Exercise aim
When you respond, write out each entry exactly as it stands.

Web page and app entries

********

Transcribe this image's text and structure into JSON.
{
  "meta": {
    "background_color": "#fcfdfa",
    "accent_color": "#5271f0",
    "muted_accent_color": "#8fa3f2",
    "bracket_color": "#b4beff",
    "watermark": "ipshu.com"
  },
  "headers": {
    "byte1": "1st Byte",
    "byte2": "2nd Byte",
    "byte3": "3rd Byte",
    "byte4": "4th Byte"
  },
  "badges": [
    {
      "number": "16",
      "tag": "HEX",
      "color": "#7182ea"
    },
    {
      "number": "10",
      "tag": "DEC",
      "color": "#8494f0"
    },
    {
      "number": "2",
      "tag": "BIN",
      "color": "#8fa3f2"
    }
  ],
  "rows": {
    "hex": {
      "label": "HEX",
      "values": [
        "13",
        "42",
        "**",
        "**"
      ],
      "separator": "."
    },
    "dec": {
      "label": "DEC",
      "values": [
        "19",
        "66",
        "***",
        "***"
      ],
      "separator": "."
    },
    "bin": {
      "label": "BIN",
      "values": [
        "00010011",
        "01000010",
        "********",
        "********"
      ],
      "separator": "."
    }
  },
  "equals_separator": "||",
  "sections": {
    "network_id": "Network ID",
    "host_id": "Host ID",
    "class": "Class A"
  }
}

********

Response area
Transcribe this image's text and structure into JSON.
{
  "meta": {
    "background_color": "#fcfdfa",
    "accent_color": "#5271f0",
    "muted_accent_color": "#8fa3f2",
    "bracket_color": "#b4beff",
    "watermark": "ipshu.com"
  },
  "headers": {
    "byte1": "1st Byte",
    "byte2": "2nd Byte",
    "byte3": "3rd Byte",
    "byte4": "4th Byte"
  },
  "badges": [
    {
      "number": "16",
      "tag": "HEX",
      "color": "#7182ea"
    },
    {
      "number": "10",
      "tag": "DEC",
      "color": "#8494f0"
    },
    {
      "number": "2",
      "tag": "BIN",
      "color": "#8fa3f2"
    }
  ],
  "rows": {
    "hex": {
      "label": "HEX",
      "values": [
        "13",
        "42",
        "**",
        "**"
      ],
      "separator": "."
    },
    "dec": {
      "label": "DEC",
      "values": [
        "19",
        "66",
        "***",
        "***"
      ],
      "separator": "."
    },
    "bin": {
      "label": "BIN",
      "values": [
        "00010011",
        "01000010",
        "********",
        "********"
      ],
      "separator": "."
    }
  },
  "equals_separator": "||",
  "sections": {
    "network_id": "Network ID",
    "host_id": "Host ID",
    "class": "Class A"
  }
}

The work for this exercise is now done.